  • Ability to perform JOINs in SQL
  • No RETURNING * on mutations, so column-level select grants don't break mutations
  • Write-only columns now supported in mutations

Use separate transactions in the same GraphQL request

Parts of mutations can now use a connection string with elevated privileges without transaction isolation causing these changes to not be reflected in the mutation payload

Massive enhancements to no-ignore-indexes

Including ability to overrule, and only preventing the expensive backwards relations whilst still allowing the cheap forwards relations.

Bespoke support for major Node.js web frameworks, fitting naturally into each of their workflows

Even makes use of things like vendor-specific websocket modules (e.g. @fastify/websocket or koa-websocket) for deeply integrated websocket support

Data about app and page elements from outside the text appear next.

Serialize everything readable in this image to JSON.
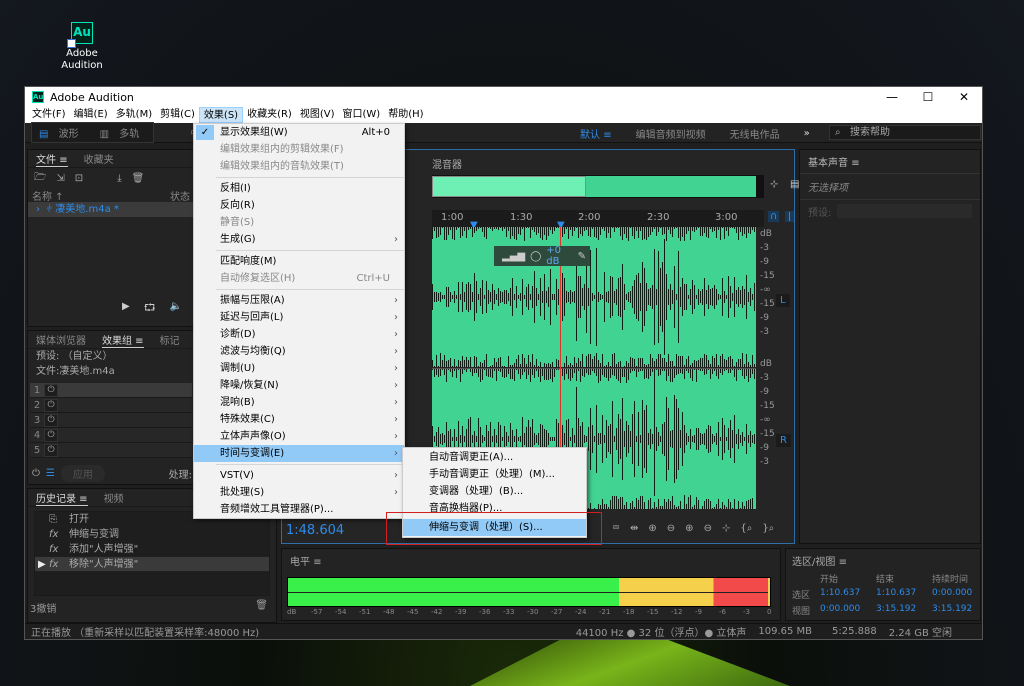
{
  "desktop": {
    "icon_label_1": "Adobe",
    "icon_label_2": "Audition",
    "icon_glyph": "Au"
  },
  "window": {
    "title": "Adobe Audition",
    "logo": "Au",
    "min": "—",
    "max": "☐",
    "close": "✕"
  },
  "menubar": [
    "文件(F)",
    "编辑(E)",
    "多轨(M)",
    "剪辑(C)",
    "效果(S)",
    "收藏夹(R)",
    "视图(V)",
    "窗口(W)",
    "帮助(H)"
  ],
  "toolbar": {
    "waveform": "波形",
    "multitrack": "多轨",
    "workspaces": [
      "默认",
      "编辑音频到视频",
      "无线电作品"
    ],
    "workspace_menu": "≡",
    "more": "»",
    "search_placeholder": "搜索帮助"
  },
  "files_panel": {
    "tabs": [
      "文件",
      "收藏夹"
    ],
    "menu": "≡",
    "col_name": "名称 ↑",
    "col_status": "状态",
    "file": "凄美地.m4a *"
  },
  "effects_panel": {
    "tabs": [
      "媒体浏览器",
      "效果组",
      "标记"
    ],
    "preset_label": "预设:",
    "preset_value": "（自定义）",
    "file_label": "文件:凄美地.m4a",
    "slots": [
      "1",
      "2",
      "3",
      "4",
      "5"
    ],
    "apply": "应用",
    "process_label": "处理:"
  },
  "history_panel": {
    "tabs": [
      "历史记录",
      "视频"
    ],
    "items": [
      "打开",
      "伸缩与变调",
      "添加\"人声增强\"",
      "移除\"人声增强\""
    ],
    "undo_count": "3撤销"
  },
  "editor": {
    "tab": "混音器",
    "time_ticks": [
      "1:00",
      "1:30",
      "2:00",
      "2:30",
      "3:00"
    ],
    "hud_gain": "+0 dB",
    "db_labels": [
      "dB",
      "-3",
      "-9",
      "-15",
      "-∞",
      "-15",
      "-9",
      "-3"
    ],
    "ch_left": "L",
    "ch_right": "R",
    "current_time": "1:48.604"
  },
  "effects_menu": {
    "items": [
      {
        "label": "显示效果组(W)",
        "shortcut": "Alt+0",
        "checked": true
      },
      {
        "label": "编辑效果组内的剪辑效果(F)",
        "disabled": true
      },
      {
        "label": "编辑效果组内的音轨效果(T)",
        "disabled": true
      },
      {
        "sep": true
      },
      {
        "label": "反相(I)"
      },
      {
        "label": "反向(R)"
      },
      {
        "label": "静音(S)",
        "disabled": true
      },
      {
        "label": "生成(G)",
        "submenu": true
      },
      {
        "sep": true
      },
      {
        "label": "匹配响度(M)"
      },
      {
        "label": "自动修复选区(H)",
        "shortcut": "Ctrl+U",
        "disabled": true
      },
      {
        "sep": true
      },
      {
        "label": "振幅与压限(A)",
        "submenu": true
      },
      {
        "label": "延迟与回声(L)",
        "submenu": true
      },
      {
        "label": "诊断(D)",
        "submenu": true
      },
      {
        "label": "滤波与均衡(Q)",
        "submenu": true
      },
      {
        "label": "调制(U)",
        "submenu": true
      },
      {
        "label": "降噪/恢复(N)",
        "submenu": true
      },
      {
        "label": "混响(B)",
        "submenu": true
      },
      {
        "label": "特殊效果(C)",
        "submenu": true
      },
      {
        "label": "立体声声像(O)",
        "submenu": true
      },
      {
        "label": "时间与变调(E)",
        "submenu": true,
        "highlighted": true
      },
      {
        "sep": true
      },
      {
        "label": "VST(V)",
        "submenu": true
      },
      {
        "label": "批处理(S)",
        "submenu": true
      },
      {
        "label": "音频增效工具管理器(P)..."
      }
    ]
  },
  "time_pitch_submenu": {
    "items": [
      "自动音调更正(A)...",
      "手动音调更正（处理）(M)...",
      "变调器（处理）(B)...",
      "音高换档器(P)...",
      "伸缩与变调（处理）(S)..."
    ],
    "highlighted_index": 4
  },
  "levels_panel": {
    "title": "电平",
    "menu": "≡",
    "scale": [
      "dB",
      "-57",
      "-54",
      "-51",
      "-48",
      "-45",
      "-42",
      "-39",
      "-36",
      "-33",
      "-30",
      "-27",
      "-24",
      "-21",
      "-18",
      "-15",
      "-12",
      "-9",
      "-6",
      "-3",
      "0"
    ]
  },
  "selection_panel": {
    "title": "选区/视图",
    "menu": "≡",
    "headers": [
      "开始",
      "结束",
      "持续时间"
    ],
    "rows": [
      {
        "label": "选区",
        "values": [
          "1:10.637",
          "1:10.637",
          "0:00.000"
        ]
      },
      {
        "label": "视图",
        "values": [
          "0:00.000",
          "3:15.192",
          "3:15.192"
        ]
      }
    ]
  },
  "essential_sound": {
    "title": "基本声音",
    "menu": "≡",
    "empty": "无选择项",
    "preset_label": "预设:"
  },
  "statusbar": {
    "left": "正在播放 （重新采样以匹配装置采样率:48000 Hz)",
    "format": "44100 Hz ● 32 位（浮点）● 立体声",
    "size": "109.65 MB",
    "duration": "5:25.888",
    "free": "2.24 GB 空闲"
  }
}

  • Theoretically easier to use with other GraphQL servers (assuming that they allow you to replace the 'execute' method)
  • Multiple (postgres) databases in same GraphQL schema

New strongly typed PostgreSQL introspection library pg-introspection

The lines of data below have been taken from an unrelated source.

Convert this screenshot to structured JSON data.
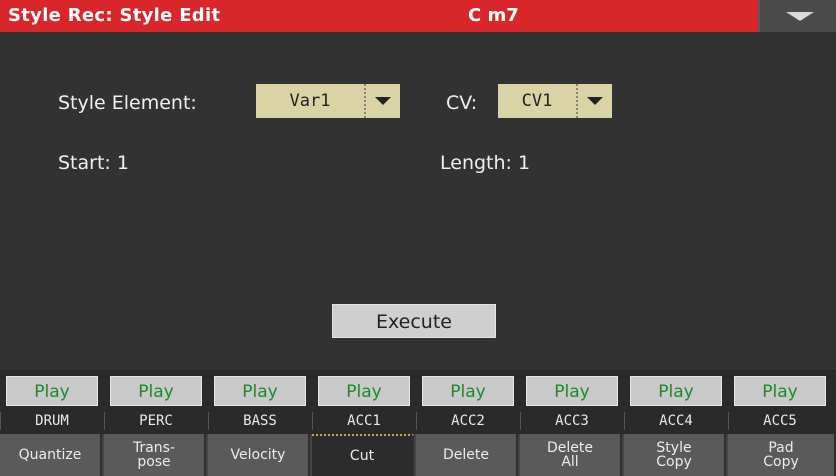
{
  "header": {
    "title": "Style Rec: Style Edit",
    "chord": "C m7",
    "menu_icon": "triangle-down-icon"
  },
  "form": {
    "style_element_label": "Style Element:",
    "style_element_value": "Var1",
    "cv_label": "CV:",
    "cv_value": "CV1",
    "start_label": "Start: 1",
    "length_label": "Length: 1",
    "execute_label": "Execute"
  },
  "tracks": [
    {
      "play": "Play",
      "name": "DRUM"
    },
    {
      "play": "Play",
      "name": "PERC"
    },
    {
      "play": "Play",
      "name": "BASS"
    },
    {
      "play": "Play",
      "name": "ACC1"
    },
    {
      "play": "Play",
      "name": "ACC2"
    },
    {
      "play": "Play",
      "name": "ACC3"
    },
    {
      "play": "Play",
      "name": "ACC4"
    },
    {
      "play": "Play",
      "name": "ACC5"
    }
  ],
  "tabs": [
    {
      "label": "Quantize"
    },
    {
      "label": "Trans-\npose"
    },
    {
      "label": "Velocity"
    },
    {
      "label": "Cut",
      "active": true
    },
    {
      "label": "Delete"
    },
    {
      "label": "Delete\nAll"
    },
    {
      "label": "Style\nCopy"
    },
    {
      "label": "Pad\nCopy"
    }
  ],
  "colors": {
    "header_bg": "#d8262b",
    "play_text": "#1c8a2a",
    "dropdown_bg": "#d9d3a6"
  }
}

Now generated from Postgres documentation and strongly typed (view postgres docs when hovering an introspection value in your editor!), plus much simpler so should work better with other postgres-alikes 🤞

  • Optionally define your resources (tables, functions, views, etc) manually and generate the schema from them (enables generation from DDL or model objects)
  • Better capabilities for allowing changes to your underlying Postgres tables without causing breaking changes to GraphQL API
  • Use your choice of Postgres client
  • Change your PostgreSQL connection string at runtime (assuming you have multiple identical databases - sometimes used for multitenancy)
  • Optionally use alternative authorization techniques (don't need to use RLS) [experimental]
  • Better support for various Postgres types
  • Don't convert unknown types to String, instead omit them
  • In graphile-build, GraphQL types are registered at "init" time, so build.getTypeByName no longer affected by plugin ordering concerns
  • Various other plugin ordering issues eliminated or reduced
  • Overhauled inflection system: more consistent, simpler to achieve common tasks
  • Use sql directly for making SQL fragments, rather than needing sql.fragment (reduces code verbosity)
  • GraphQL v16 support
  • GraphiQL v2 support via Ruru (which can now be used standalone)
  • Planning information stored directly into GraphQL schema objects - removing a field now removes all its behaviors (re-introducing a field with the same name will not cause problems like it did in V4)